String Theory: Objectivity and the Rule of Simplicity
String theory seems to violate the rule of simplicity. In science, one goal is to propose the fewest “entities” or rules needed to explain how something works. In many ways, the history of science is seen as a progression of simplifying the complex array of natural laws into fewer and fewer fundamental laws.
Take Occam’s razor, which is a principle developed in the 14th century by Franciscan friar and logician William of Occam. His “law of parsimony” is basically translated (from Latin) as “entities must not be multiplied beyond necessity.” (In other words, keep it simple.)
Albert Einstein famously stated a similar rule as “Make everything as simple as possible, but not simpler.” Though not a scientific law itself, Occam’s razor tends to guide how scientists formulate their theories.
In some ways, string theory seems to violate Occam’s razor. For example, in order for string theory to work, it requires the addition of a lot of odd components, such as extra dimensions and new particles, which scientists haven’t actually observed yet. However, if these components are indeed necessary, then string theory is in accord with Occam’s razor.

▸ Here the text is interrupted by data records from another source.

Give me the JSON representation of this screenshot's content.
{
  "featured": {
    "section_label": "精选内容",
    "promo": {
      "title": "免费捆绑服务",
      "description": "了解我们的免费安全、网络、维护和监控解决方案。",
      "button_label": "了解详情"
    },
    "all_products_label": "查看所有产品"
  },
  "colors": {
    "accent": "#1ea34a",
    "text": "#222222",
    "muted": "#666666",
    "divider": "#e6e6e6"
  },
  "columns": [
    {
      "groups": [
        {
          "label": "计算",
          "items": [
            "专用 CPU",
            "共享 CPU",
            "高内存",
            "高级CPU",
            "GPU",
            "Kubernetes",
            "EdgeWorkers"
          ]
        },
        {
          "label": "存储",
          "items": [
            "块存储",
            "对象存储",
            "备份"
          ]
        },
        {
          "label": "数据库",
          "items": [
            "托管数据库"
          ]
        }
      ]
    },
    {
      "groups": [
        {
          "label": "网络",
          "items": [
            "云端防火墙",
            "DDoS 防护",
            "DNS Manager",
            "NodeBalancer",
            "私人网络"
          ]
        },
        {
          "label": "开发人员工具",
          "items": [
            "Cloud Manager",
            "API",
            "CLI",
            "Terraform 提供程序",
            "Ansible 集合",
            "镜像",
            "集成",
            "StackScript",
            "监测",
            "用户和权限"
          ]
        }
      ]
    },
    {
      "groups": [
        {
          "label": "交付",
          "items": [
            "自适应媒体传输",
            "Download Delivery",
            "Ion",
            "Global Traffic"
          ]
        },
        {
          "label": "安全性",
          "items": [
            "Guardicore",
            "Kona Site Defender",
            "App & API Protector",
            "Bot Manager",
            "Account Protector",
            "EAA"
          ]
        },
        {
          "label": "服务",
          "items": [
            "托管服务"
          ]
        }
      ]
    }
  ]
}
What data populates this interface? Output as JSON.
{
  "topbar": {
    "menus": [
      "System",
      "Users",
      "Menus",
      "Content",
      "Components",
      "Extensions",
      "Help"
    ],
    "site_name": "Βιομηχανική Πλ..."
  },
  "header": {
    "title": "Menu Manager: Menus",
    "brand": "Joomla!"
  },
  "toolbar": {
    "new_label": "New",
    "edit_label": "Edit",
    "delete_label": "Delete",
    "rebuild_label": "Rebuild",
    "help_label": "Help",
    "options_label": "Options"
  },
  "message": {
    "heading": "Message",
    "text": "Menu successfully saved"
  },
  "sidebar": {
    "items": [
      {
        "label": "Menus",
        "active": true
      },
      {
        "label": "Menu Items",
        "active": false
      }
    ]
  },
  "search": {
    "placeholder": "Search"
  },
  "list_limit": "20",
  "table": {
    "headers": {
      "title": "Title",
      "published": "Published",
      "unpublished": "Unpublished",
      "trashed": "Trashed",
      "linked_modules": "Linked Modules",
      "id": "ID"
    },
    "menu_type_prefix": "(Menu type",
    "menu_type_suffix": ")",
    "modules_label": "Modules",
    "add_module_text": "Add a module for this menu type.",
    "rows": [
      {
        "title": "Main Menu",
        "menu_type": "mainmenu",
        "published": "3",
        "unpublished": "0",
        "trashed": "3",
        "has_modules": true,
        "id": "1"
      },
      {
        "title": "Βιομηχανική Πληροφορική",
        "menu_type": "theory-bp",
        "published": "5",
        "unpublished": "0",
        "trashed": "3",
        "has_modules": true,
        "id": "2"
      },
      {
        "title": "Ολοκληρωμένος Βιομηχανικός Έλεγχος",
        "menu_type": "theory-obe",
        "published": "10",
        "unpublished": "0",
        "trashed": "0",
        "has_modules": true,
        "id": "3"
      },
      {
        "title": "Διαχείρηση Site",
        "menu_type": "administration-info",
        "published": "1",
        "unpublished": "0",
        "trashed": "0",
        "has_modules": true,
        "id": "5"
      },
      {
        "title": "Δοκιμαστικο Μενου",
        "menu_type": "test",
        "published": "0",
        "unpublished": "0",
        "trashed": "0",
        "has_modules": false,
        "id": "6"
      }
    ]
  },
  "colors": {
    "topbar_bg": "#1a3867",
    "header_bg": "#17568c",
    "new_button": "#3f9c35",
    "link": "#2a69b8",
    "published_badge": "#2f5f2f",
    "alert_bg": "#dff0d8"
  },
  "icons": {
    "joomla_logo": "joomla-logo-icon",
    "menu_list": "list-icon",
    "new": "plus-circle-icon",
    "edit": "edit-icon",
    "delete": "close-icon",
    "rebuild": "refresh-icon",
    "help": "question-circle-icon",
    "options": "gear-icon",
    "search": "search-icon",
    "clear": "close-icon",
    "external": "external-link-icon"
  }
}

Some people believe that science is purely objective. And, of course, science is objective in the sense that anyone can apply the principles of science in the same way and get the same results. But the idea that scientists are themselves inherently objective is a nice thought, but it’s about as true as the notion of pure objectivity in journalism.
The debate over string theory demonstrates that the discussion isn’t always purely objective. At its core, the debate is over different opinions about how to view science.
In truth, scientists make choices continually that are subjective, such as which questions to pursue. For example, when string theory founder Leonard Susskind met Nobel Prize winner Murray Gell-Mann, Gell-Mann laughed at the very idea of vibrating strings. Two years later, Gell-Mann wanted to hear more about it.
In other words, physicists are people. They have learned a difficult discipline, but this doesn’t make them infallible or immune to pride, passion, or any other human foible. The motivation for their decisions may be financial, aesthetic, personal, or any other reason that influences human decisions.
The degree to which a scientist relies on theory versus experiment in guiding his activities is another subjective choice. Einstein, for example, spoke of the ways in which only the “free inventions of the mind” (pure physical principles, conceived in the mind and aided by the precise application of mathematics) could be used to perceive the deeper truths of nature in ways that pure experiment never could.
Of course, had experiments never confirmed his “free inventions,” it’s unlikely that anyone would be citing him a century later.